Write the listing out again, exactly as it appears.

*DATA FOR REVIEW*.
···

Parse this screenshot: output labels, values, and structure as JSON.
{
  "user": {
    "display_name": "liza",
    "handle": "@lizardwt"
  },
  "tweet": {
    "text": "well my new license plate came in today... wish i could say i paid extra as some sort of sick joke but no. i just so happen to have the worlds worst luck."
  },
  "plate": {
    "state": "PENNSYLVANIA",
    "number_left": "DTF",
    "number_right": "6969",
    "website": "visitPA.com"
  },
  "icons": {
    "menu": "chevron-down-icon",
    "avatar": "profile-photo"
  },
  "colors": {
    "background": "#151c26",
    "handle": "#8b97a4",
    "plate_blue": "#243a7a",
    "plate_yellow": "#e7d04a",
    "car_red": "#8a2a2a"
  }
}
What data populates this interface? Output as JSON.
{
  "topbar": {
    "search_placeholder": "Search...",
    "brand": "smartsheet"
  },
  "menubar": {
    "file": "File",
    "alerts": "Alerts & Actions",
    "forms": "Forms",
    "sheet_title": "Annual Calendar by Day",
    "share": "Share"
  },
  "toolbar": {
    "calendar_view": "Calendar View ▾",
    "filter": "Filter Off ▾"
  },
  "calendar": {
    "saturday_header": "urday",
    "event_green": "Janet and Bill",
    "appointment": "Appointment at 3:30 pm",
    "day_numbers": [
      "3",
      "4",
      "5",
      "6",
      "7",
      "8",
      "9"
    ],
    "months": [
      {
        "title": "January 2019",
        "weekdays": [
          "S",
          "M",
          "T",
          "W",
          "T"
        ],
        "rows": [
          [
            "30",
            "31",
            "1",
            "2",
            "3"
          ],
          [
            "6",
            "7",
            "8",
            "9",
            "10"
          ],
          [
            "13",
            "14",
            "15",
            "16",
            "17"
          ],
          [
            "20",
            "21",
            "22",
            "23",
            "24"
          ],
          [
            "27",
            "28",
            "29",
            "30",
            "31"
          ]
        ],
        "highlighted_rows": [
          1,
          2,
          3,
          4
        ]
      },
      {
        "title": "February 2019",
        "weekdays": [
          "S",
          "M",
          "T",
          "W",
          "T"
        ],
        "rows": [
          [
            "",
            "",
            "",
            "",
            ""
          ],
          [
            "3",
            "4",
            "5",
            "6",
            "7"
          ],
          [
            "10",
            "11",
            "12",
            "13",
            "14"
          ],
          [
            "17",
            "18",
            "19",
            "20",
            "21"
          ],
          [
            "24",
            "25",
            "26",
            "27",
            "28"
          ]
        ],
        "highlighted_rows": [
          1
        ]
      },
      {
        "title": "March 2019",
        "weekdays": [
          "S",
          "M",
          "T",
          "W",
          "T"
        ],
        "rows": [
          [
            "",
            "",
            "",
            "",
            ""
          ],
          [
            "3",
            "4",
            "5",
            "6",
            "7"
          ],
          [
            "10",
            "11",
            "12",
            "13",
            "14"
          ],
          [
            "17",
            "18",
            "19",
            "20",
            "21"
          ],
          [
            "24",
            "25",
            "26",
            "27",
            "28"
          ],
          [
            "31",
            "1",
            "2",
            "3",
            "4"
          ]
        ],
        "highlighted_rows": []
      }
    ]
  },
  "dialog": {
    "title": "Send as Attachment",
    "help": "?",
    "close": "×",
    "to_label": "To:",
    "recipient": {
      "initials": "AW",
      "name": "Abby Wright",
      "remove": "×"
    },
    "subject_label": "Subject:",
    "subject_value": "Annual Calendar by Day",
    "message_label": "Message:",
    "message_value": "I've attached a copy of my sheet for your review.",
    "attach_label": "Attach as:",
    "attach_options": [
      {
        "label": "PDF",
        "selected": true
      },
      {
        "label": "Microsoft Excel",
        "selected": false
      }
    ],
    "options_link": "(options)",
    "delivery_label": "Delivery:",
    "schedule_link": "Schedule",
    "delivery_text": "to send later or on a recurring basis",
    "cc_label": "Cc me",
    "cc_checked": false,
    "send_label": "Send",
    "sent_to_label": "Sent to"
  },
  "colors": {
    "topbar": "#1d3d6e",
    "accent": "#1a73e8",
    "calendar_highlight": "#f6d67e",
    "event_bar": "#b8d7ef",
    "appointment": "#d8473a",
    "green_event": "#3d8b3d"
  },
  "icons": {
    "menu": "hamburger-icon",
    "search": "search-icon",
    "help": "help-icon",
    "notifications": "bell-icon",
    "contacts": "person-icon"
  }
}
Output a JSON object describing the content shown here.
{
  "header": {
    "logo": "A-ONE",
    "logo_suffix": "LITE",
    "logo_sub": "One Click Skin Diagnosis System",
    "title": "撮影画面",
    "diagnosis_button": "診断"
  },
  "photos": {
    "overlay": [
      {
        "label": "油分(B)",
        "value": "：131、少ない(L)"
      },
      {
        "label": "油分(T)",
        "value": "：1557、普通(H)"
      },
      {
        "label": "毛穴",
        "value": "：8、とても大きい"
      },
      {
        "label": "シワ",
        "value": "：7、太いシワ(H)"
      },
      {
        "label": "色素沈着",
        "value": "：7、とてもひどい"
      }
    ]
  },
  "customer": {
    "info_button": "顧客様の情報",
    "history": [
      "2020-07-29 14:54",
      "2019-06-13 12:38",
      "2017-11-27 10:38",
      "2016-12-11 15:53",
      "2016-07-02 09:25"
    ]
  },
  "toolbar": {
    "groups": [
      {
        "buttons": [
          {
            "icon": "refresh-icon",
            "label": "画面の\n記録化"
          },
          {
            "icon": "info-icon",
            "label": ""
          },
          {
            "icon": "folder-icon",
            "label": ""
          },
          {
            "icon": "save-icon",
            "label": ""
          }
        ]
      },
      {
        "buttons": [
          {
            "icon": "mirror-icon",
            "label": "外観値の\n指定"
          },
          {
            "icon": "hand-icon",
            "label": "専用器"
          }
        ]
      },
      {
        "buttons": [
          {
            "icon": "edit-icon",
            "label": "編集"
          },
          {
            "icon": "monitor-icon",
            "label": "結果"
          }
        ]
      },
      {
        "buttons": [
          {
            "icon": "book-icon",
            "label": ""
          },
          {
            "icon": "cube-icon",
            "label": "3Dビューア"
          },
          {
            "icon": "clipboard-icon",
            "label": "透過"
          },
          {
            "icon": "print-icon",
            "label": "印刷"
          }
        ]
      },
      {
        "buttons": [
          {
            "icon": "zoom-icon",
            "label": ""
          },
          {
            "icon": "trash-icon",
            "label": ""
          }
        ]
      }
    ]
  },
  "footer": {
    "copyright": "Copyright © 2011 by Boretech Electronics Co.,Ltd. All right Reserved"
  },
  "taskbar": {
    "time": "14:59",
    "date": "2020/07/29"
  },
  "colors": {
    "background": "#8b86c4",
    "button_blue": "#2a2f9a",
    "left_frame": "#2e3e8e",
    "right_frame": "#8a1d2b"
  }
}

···

*TASK RESPONSE*.
Parse this screenshot: output labels, values, and structure as JSON.
{
  "user": {
    "display_name": "liza",
    "handle": "@lizardwt"
  },
  "tweet": {
    "text": "well my new license plate came in today... wish i could say i paid extra as some sort of sick joke but no. i just so happen to have the worlds worst luck."
  },
  "plate": {
    "state": "PENNSYLVANIA",
    "number_left": "DTF",
    "number_right": "6969",
    "website": "visitPA.com"
  },
  "icons": {
    "menu": "chevron-down-icon",
    "avatar": "profile-photo"
  },
  "colors": {
    "background": "#151c26",
    "handle": "#8b97a4",
    "plate_blue": "#243a7a",
    "plate_yellow": "#e7d04a",
    "car_red": "#8a2a2a"
  }
}
What data populates this interface? Output as JSON.
{
  "topbar": {
    "search_placeholder": "Search...",
    "brand": "smartsheet"
  },
  "menubar": {
    "file": "File",
    "alerts": "Alerts & Actions",
    "forms": "Forms",
    "sheet_title": "Annual Calendar by Day",
    "share": "Share"
  },
  "toolbar": {
    "calendar_view": "Calendar View ▾",
    "filter": "Filter Off ▾"
  },
  "calendar": {
    "saturday_header": "urday",
    "event_green": "Janet and Bill",
    "appointment": "Appointment at 3:30 pm",
    "day_numbers": [
      "3",
      "4",
      "5",
      "6",
      "7",
      "8",
      "9"
    ],
    "months": [
      {
        "title": "January 2019",
        "weekdays": [
          "S",
          "M",
          "T",
          "W",
          "T"
        ],
        "rows": [
          [
            "30",
            "31",
            "1",
            "2",
            "3"
          ],
          [
            "6",
            "7",
            "8",
            "9",
            "10"
          ],
          [
            "13",
            "14",
            "15",
            "16",
            "17"
          ],
          [
            "20",
            "21",
            "22",
            "23",
            "24"
          ],
          [
            "27",
            "28",
            "29",
            "30",
            "31"
          ]
        ],
        "highlighted_rows": [
          1,
          2,
          3,
          4
        ]
      },
      {
        "title": "February 2019",
        "weekdays": [
          "S",
          "M",
          "T",
          "W",
          "T"
        ],
        "rows": [
          [
            "",
            "",
            "",
            "",
            ""
          ],
          [
            "3",
            "4",
            "5",
            "6",
            "7"
          ],
          [
            "10",
            "11",
            "12",
            "13",
            "14"
          ],
          [
            "17",
            "18",
            "19",
            "20",
            "21"
          ],
          [
            "24",
            "25",
            "26",
            "27",
            "28"
          ]
        ],
        "highlighted_rows": [
          1
        ]
      },
      {
        "title": "March 2019",
        "weekdays": [
          "S",
          "M",
          "T",
          "W",
          "T"
        ],
        "rows": [
          [
            "",
            "",
            "",
            "",
            ""
          ],
          [
            "3",
            "4",
            "5",
            "6",
            "7"
          ],
          [
            "10",
            "11",
            "12",
            "13",
            "14"
          ],
          [
            "17",
            "18",
            "19",
            "20",
            "21"
          ],
          [
            "24",
            "25",
            "26",
            "27",
            "28"
          ],
          [
            "31",
            "1",
            "2",
            "3",
            "4"
          ]
        ],
        "highlighted_rows": []
      }
    ]
  },
  "dialog": {
    "title": "Send as Attachment",
    "help": "?",
    "close": "×",
    "to_label": "To:",
    "recipient": {
      "initials": "AW",
      "name": "Abby Wright",
      "remove": "×"
    },
    "subject_label": "Subject:",
    "subject_value": "Annual Calendar by Day",
    "message_label": "Message:",
    "message_value": "I've attached a copy of my sheet for your review.",
    "attach_label": "Attach as:",
    "attach_options": [
      {
        "label": "PDF",
        "selected": true
      },
      {
        "label": "Microsoft Excel",
        "selected": false
      }
    ],
    "options_link": "(options)",
    "delivery_label": "Delivery:",
    "schedule_link": "Schedule",
    "delivery_text": "to send later or on a recurring basis",
    "cc_label": "Cc me",
    "cc_checked": false,
    "send_label": "Send",
    "sent_to_label": "Sent to"
  },
  "colors": {
    "topbar": "#1d3d6e",
    "accent": "#1a73e8",
    "calendar_highlight": "#f6d67e",
    "event_bar": "#b8d7ef",
    "appointment": "#d8473a",
    "green_event": "#3d8b3d"
  },
  "icons": {
    "menu": "hamburger-icon",
    "search": "search-icon",
    "help": "help-icon",
    "notifications": "bell-icon",
    "contacts": "person-icon"
  }
}
Output a JSON object describing the content shown here.
{
  "header": {
    "logo": "A-ONE",
    "logo_suffix": "LITE",
    "logo_sub": "One Click Skin Diagnosis System",
    "title": "撮影画面",
    "diagnosis_button": "診断"
  },
  "photos": {
    "overlay": [
      {
        "label": "油分(B)",
        "value": "：131、少ない(L)"
      },
      {
        "label": "油分(T)",
        "value": "：1557、普通(H)"
      },
      {
        "label": "毛穴",
        "value": "：8、とても大きい"
      },
      {
        "label": "シワ",
        "value": "：7、太いシワ(H)"
      },
      {
        "label": "色素沈着",
        "value": "：7、とてもひどい"
      }
    ]
  },
  "customer": {
    "info_button": "顧客様の情報",
    "history": [
      "2020-07-29 14:54",
      "2019-06-13 12:38",
      "2017-11-27 10:38",
      "2016-12-11 15:53",
      "2016-07-02 09:25"
    ]
  },
  "toolbar": {
    "groups": [
      {
        "buttons": [
          {
            "icon": "refresh-icon",
            "label": "画面の\n記録化"
          },
          {
            "icon": "info-icon",
            "label": ""
          },
          {
            "icon": "folder-icon",
            "label": ""
          },
          {
            "icon": "save-icon",
            "label": ""
          }
        ]
      },
      {
        "buttons": [
          {
            "icon": "mirror-icon",
            "label": "外観値の\n指定"
          },
          {
            "icon": "hand-icon",
            "label": "専用器"
          }
        ]
      },
      {
        "buttons": [
          {
            "icon": "edit-icon",
            "label": "編集"
          },
          {
            "icon": "monitor-icon",
            "label": "結果"
          }
        ]
      },
      {
        "buttons": [
          {
            "icon": "book-icon",
            "label": ""
          },
          {
            "icon": "cube-icon",
            "label": "3Dビューア"
          },
          {
            "icon": "clipboard-icon",
            "label": "透過"
          },
          {
            "icon": "print-icon",
            "label": "印刷"
          }
        ]
      },
      {
        "buttons": [
          {
            "icon": "zoom-icon",
            "label": ""
          },
          {
            "icon": "trash-icon",
            "label": ""
          }
        ]
      }
    ]
  },
  "footer": {
    "copyright": "Copyright © 2011 by Boretech Electronics Co.,Ltd. All right Reserved"
  },
  "taskbar": {
    "time": "14:59",
    "date": "2020/07/29"
  },
  "colors": {
    "background": "#8b86c4",
    "button_blue": "#2a2f9a",
    "left_frame": "#2e3e8e",
    "right_frame": "#8a1d2b"
  }
}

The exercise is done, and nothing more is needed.